In February 1964, Eugene Carson Blake (1906-1985), Stated Clerk of the United Presbyterian Church in the USA and chairman of the NCCC’s Commission on Religion and Race, presented a proposal for a long term civil rights project in the Mississippi River Delta. Led by Presbyterian minister and executive secretary of the NCCC’s Division of Home Missions, Jon L. Regier, the Delta Ministry of Mississippi became the largest civil rights group in the South despite opposition from the leaders of Mississippi’s predominately white churches. Projects were located throughout Mississippi and included voter registration, education and job training, locating and building houses, distributing food and supplies, and “desegregation tests” of public facilities and schools. In its first year, the DM attracted over 300 volunteers and staff from various denominations.
In 1965, the Delta Ministry played a central role in the organization of the Child Development Group of Mississippi (CDGM), a statewide Head Start program. Mary Holmes Junior College, a Presbyterian school in West Point, Mississippi, received a grant of nearly $1.5 million from the U.S. Government’s Office of Economic Opportunity to administer the program for its first year. It operated 84 centers in 24 counties, enrolled 6,000 children, and employed 1,100 people, mostly local black women.

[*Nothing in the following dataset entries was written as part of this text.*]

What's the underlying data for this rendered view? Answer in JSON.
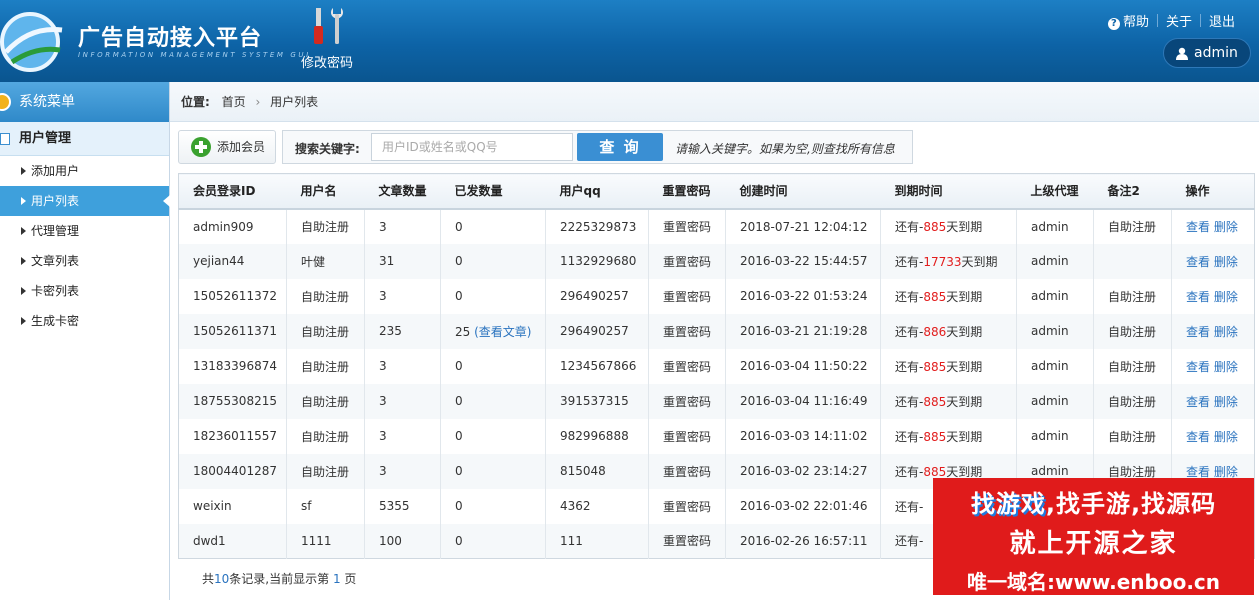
{
  "header": {
    "title": "广告自动接入平台",
    "subtitle": "INFORMATION MANAGEMENT SYSTEM GUI",
    "tool_label": "修改密码",
    "links": {
      "help": "帮助",
      "about": "关于",
      "logout": "退出"
    },
    "user": "admin",
    "colors": {
      "bar": "#0d63a6"
    }
  },
  "sidebar": {
    "title": "系统菜单",
    "group": "用户管理",
    "items": [
      {
        "label": "添加用户",
        "active": false
      },
      {
        "label": "用户列表",
        "active": true
      },
      {
        "label": "代理管理",
        "active": false
      },
      {
        "label": "文章列表",
        "active": false
      },
      {
        "label": "卡密列表",
        "active": false
      },
      {
        "label": "生成卡密",
        "active": false
      }
    ]
  },
  "breadcrumb": {
    "label": "位置:",
    "home": "首页",
    "current": "用户列表"
  },
  "toolbar": {
    "add_label": "添加会员",
    "search_label": "搜索关键字:",
    "search_placeholder": "用户ID或姓名或QQ号",
    "search_button": "查 询",
    "hint": "请输入关键字。如果为空,则查找所有信息"
  },
  "table": {
    "columns": [
      "会员登录ID",
      "用户名",
      "文章数量",
      "已发数量",
      "用户qq",
      "重置密码",
      "创建时间",
      "到期时间",
      "上级代理",
      "备注2",
      "操作"
    ],
    "rows": [
      {
        "id": "admin909",
        "name": "自助注册",
        "articles": "3",
        "sent": "0",
        "sent_link": "",
        "qq": "2225329873",
        "reset": "重置密码",
        "created": "2018-07-21 12:04:12",
        "exp_pre": "还有-",
        "exp_days": "885",
        "exp_post": "天到期",
        "agent": "admin",
        "note": "自助注册",
        "view": "查看",
        "del": "删除"
      },
      {
        "id": "yejian44",
        "name": "叶健",
        "articles": "31",
        "sent": "0",
        "sent_link": "",
        "qq": "1132929680",
        "reset": "重置密码",
        "created": "2016-03-22 15:44:57",
        "exp_pre": "还有-",
        "exp_days": "17733",
        "exp_post": "天到期",
        "agent": "admin",
        "note": "",
        "view": "查看",
        "del": "删除"
      },
      {
        "id": "15052611372",
        "name": "自助注册",
        "articles": "3",
        "sent": "0",
        "sent_link": "",
        "qq": "296490257",
        "reset": "重置密码",
        "created": "2016-03-22 01:53:24",
        "exp_pre": "还有-",
        "exp_days": "885",
        "exp_post": "天到期",
        "agent": "admin",
        "note": "自助注册",
        "view": "查看",
        "del": "删除"
      },
      {
        "id": "15052611371",
        "name": "自助注册",
        "articles": "235",
        "sent": "25",
        "sent_link": "(查看文章)",
        "qq": "296490257",
        "reset": "重置密码",
        "created": "2016-03-21 21:19:28",
        "exp_pre": "还有-",
        "exp_days": "886",
        "exp_post": "天到期",
        "agent": "admin",
        "note": "自助注册",
        "view": "查看",
        "del": "删除"
      },
      {
        "id": "13183396874",
        "name": "自助注册",
        "articles": "3",
        "sent": "0",
        "sent_link": "",
        "qq": "1234567866",
        "reset": "重置密码",
        "created": "2016-03-04 11:50:22",
        "exp_pre": "还有-",
        "exp_days": "885",
        "exp_post": "天到期",
        "agent": "admin",
        "note": "自助注册",
        "view": "查看",
        "del": "删除"
      },
      {
        "id": "18755308215",
        "name": "自助注册",
        "articles": "3",
        "sent": "0",
        "sent_link": "",
        "qq": "391537315",
        "reset": "重置密码",
        "created": "2016-03-04 11:16:49",
        "exp_pre": "还有-",
        "exp_days": "885",
        "exp_post": "天到期",
        "agent": "admin",
        "note": "自助注册",
        "view": "查看",
        "del": "删除"
      },
      {
        "id": "18236011557",
        "name": "自助注册",
        "articles": "3",
        "sent": "0",
        "sent_link": "",
        "qq": "982996888",
        "reset": "重置密码",
        "created": "2016-03-03 14:11:02",
        "exp_pre": "还有-",
        "exp_days": "885",
        "exp_post": "天到期",
        "agent": "admin",
        "note": "自助注册",
        "view": "查看",
        "del": "删除"
      },
      {
        "id": "18004401287",
        "name": "自助注册",
        "articles": "3",
        "sent": "0",
        "sent_link": "",
        "qq": "815048",
        "reset": "重置密码",
        "created": "2016-03-02 23:14:27",
        "exp_pre": "还有-",
        "exp_days": "885",
        "exp_post": "天到期",
        "agent": "admin",
        "note": "自助注册",
        "view": "查看",
        "del": "删除"
      },
      {
        "id": "weixin",
        "name": "sf",
        "articles": "5355",
        "sent": "0",
        "sent_link": "",
        "qq": "4362",
        "reset": "重置密码",
        "created": "2016-03-02 22:01:46",
        "exp_pre": "还有-",
        "exp_days": "",
        "exp_post": "",
        "agent": "",
        "note": "",
        "view": "",
        "del": ""
      },
      {
        "id": "dwd1",
        "name": "1111",
        "articles": "100",
        "sent": "0",
        "sent_link": "",
        "qq": "111",
        "reset": "重置密码",
        "created": "2016-02-26 16:57:11",
        "exp_pre": "还有-",
        "exp_days": "",
        "exp_post": "",
        "agent": "",
        "note": "",
        "view": "",
        "del": ""
      }
    ]
  },
  "pager": {
    "prefix": "共",
    "total": "10",
    "mid": "条记录,当前显示第",
    "page": "1",
    "suffix": "页"
  },
  "ad": {
    "line1_a": "找游戏",
    "line1_b": ",找手游,找源码",
    "line2": "就上开源之家",
    "line3": "唯一域名:www.enboo.cn"
  }
}
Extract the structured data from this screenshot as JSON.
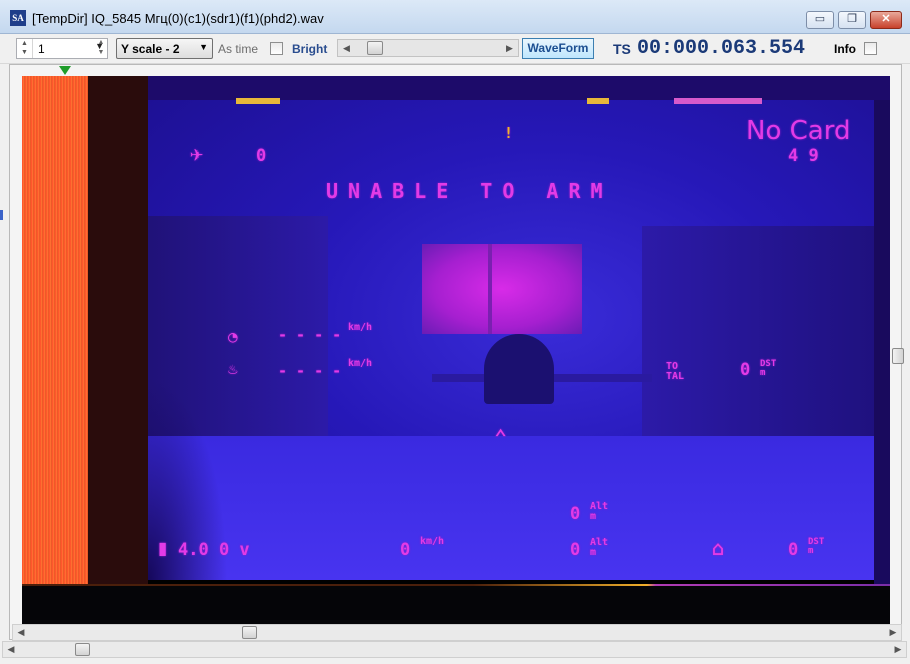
{
  "window": {
    "title": "[TempDir] IQ_5845 Мгц(0)(c1)(sdr1)(f1)(phd2).wav",
    "app_icon": "SA",
    "min_glyph": "▭",
    "max_glyph": "❐",
    "close_glyph": "✕"
  },
  "toolbar": {
    "spin_value": "1",
    "y_scale": "Y scale - 2",
    "as_time_label": "As time",
    "bright_label": "Bright",
    "waveform_label": "WaveForm",
    "ts_label": "TS",
    "ts_value": "00:000.063.554",
    "info_label": "Info"
  },
  "osd": {
    "no_card": "No Card",
    "signal": "4 9",
    "sats": "0",
    "warning": "!",
    "unable_to_arm": "UNABLE TO ARM",
    "speed_dashes_1": "- - - -",
    "speed_dashes_2": "- - - -",
    "kmh_unit": "km/h",
    "to_tal": "TO TAL",
    "dist_value": "0",
    "dist_unit": "DST m",
    "alt_value_1": "0",
    "alt_unit": "Alt m",
    "battery": "4.0 0 v",
    "speed_value": "0",
    "alt_value_2": "0",
    "home_value": "0",
    "home_unit": "DST m"
  },
  "colors": {
    "osd": "#e23be6",
    "ts": "#1b3a78",
    "sync": "#ff4b2a",
    "marker": "#1f9d2a"
  }
}
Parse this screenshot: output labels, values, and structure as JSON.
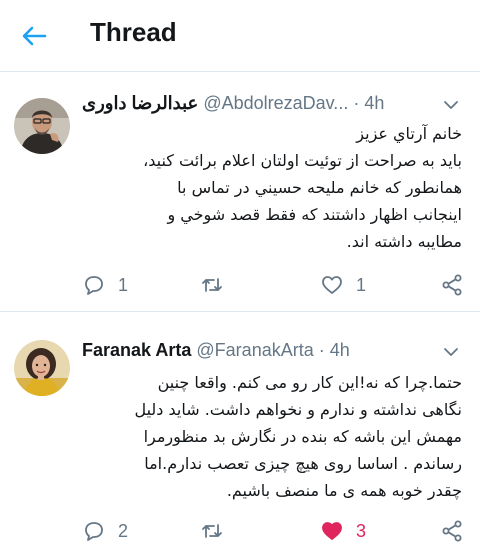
{
  "header": {
    "title": "Thread"
  },
  "colors": {
    "accent": "#1da1f2",
    "muted": "#657786",
    "like": "#e0245e",
    "divider": "#e1e8ed"
  },
  "tweets": [
    {
      "name": "عبدالرضا داوری",
      "handle": "@AbdolrezaDav...",
      "dot": "·",
      "time": "4h",
      "lines": [
        "خانم آرتاي عزيز",
        "بايد به صراحت از توئيت اولتان اعلام برائت كنيد،",
        "همانطور كه خانم مليحه حسيني در تماس با",
        "اينجانب اظهار داشتند كه فقط قصد شوخي و",
        "مطايبه داشته اند."
      ],
      "reply_count": "1",
      "retweet_count": "",
      "like_count": "1",
      "liked": false
    },
    {
      "name": "Faranak Arta",
      "handle": "@FaranakArta",
      "dot": "·",
      "time": "4h",
      "lines": [
        "حتما.چرا که نه!این کار رو می کنم. واقعا چنین",
        "نگاهی نداشته و ندارم و نخواهم داشت. شاید دلیل",
        "مهمش  این باشه که بنده در نگارش بد منظورمرا",
        "رساندم . اساسا روی هیچ چیزی تعصب ندارم.اما",
        "چقدر خوبه همه ی ما منصف باشیم."
      ],
      "reply_count": "2",
      "retweet_count": "",
      "like_count": "3",
      "liked": true
    }
  ]
}
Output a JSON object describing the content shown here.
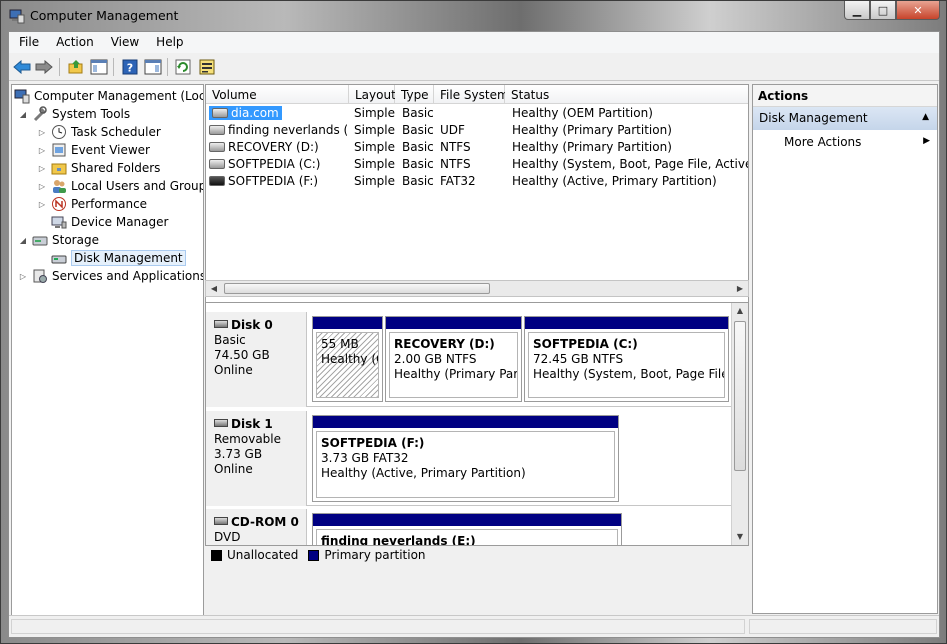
{
  "window": {
    "title": "Computer Management"
  },
  "menu": [
    "File",
    "Action",
    "View",
    "Help"
  ],
  "tree": [
    {
      "label": "Computer Management (Local",
      "level": 0,
      "twisty": "",
      "icon": "computer-management-icon"
    },
    {
      "label": "System Tools",
      "level": 1,
      "twisty": "◢",
      "icon": "system-tools-icon"
    },
    {
      "label": "Task Scheduler",
      "level": 2,
      "twisty": "▷",
      "icon": "clock-icon"
    },
    {
      "label": "Event Viewer",
      "level": 2,
      "twisty": "▷",
      "icon": "event-viewer-icon"
    },
    {
      "label": "Shared Folders",
      "level": 2,
      "twisty": "▷",
      "icon": "shared-folder-icon"
    },
    {
      "label": "Local Users and Groups",
      "level": 2,
      "twisty": "▷",
      "icon": "users-icon"
    },
    {
      "label": "Performance",
      "level": 2,
      "twisty": "▷",
      "icon": "performance-icon"
    },
    {
      "label": "Device Manager",
      "level": 2,
      "twisty": "",
      "icon": "device-manager-icon"
    },
    {
      "label": "Storage",
      "level": 1,
      "twisty": "◢",
      "icon": "storage-icon"
    },
    {
      "label": "Disk Management",
      "level": 2,
      "twisty": "",
      "icon": "disk-management-icon",
      "selected": true
    },
    {
      "label": "Services and Applications",
      "level": 1,
      "twisty": "▷",
      "icon": "services-icon"
    }
  ],
  "volumes": {
    "columns": [
      "Volume",
      "Layout",
      "Type",
      "File System",
      "Status"
    ],
    "rows": [
      {
        "volume": "dia.com",
        "layout": "Simple",
        "type": "Basic",
        "fs": "",
        "status": "Healthy (OEM Partition)",
        "selected": true
      },
      {
        "volume": "finding neverlands (E:)",
        "layout": "Simple",
        "type": "Basic",
        "fs": "UDF",
        "status": "Healthy (Primary Partition)"
      },
      {
        "volume": "RECOVERY (D:)",
        "layout": "Simple",
        "type": "Basic",
        "fs": "NTFS",
        "status": "Healthy (Primary Partition)"
      },
      {
        "volume": "SOFTPEDIA (C:)",
        "layout": "Simple",
        "type": "Basic",
        "fs": "NTFS",
        "status": "Healthy (System, Boot, Page File, Active, Cras"
      },
      {
        "volume": "SOFTPEDIA (F:)",
        "layout": "Simple",
        "type": "Basic",
        "fs": "FAT32",
        "status": "Healthy (Active, Primary Partition)"
      }
    ]
  },
  "disks": [
    {
      "name": "Disk 0",
      "kind": "Basic",
      "size": "74.50 GB",
      "state": "Online",
      "partitions": [
        {
          "title": "",
          "size": "55 MB",
          "status": "Healthy (O",
          "hatched": true
        },
        {
          "title": "RECOVERY  (D:)",
          "size": "2.00 GB NTFS",
          "status": "Healthy (Primary Partiti"
        },
        {
          "title": "SOFTPEDIA  (C:)",
          "size": "72.45 GB NTFS",
          "status": "Healthy (System, Boot, Page File, Ac"
        }
      ]
    },
    {
      "name": "Disk 1",
      "kind": "Removable",
      "size": "3.73 GB",
      "state": "Online",
      "partitions": [
        {
          "title": "SOFTPEDIA  (F:)",
          "size": "3.73 GB FAT32",
          "status": "Healthy (Active, Primary Partition)"
        }
      ]
    },
    {
      "name": "CD-ROM 0",
      "kind": "DVD",
      "partitions": [
        {
          "title": "finding neverlands  (E:)"
        }
      ]
    }
  ],
  "legend": [
    {
      "label": "Unallocated",
      "color": "#000000"
    },
    {
      "label": "Primary partition",
      "color": "#000082"
    }
  ],
  "actions": {
    "title": "Actions",
    "section": "Disk Management",
    "items": [
      "More Actions"
    ]
  }
}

Children received health care, nutritious meals, and educational support.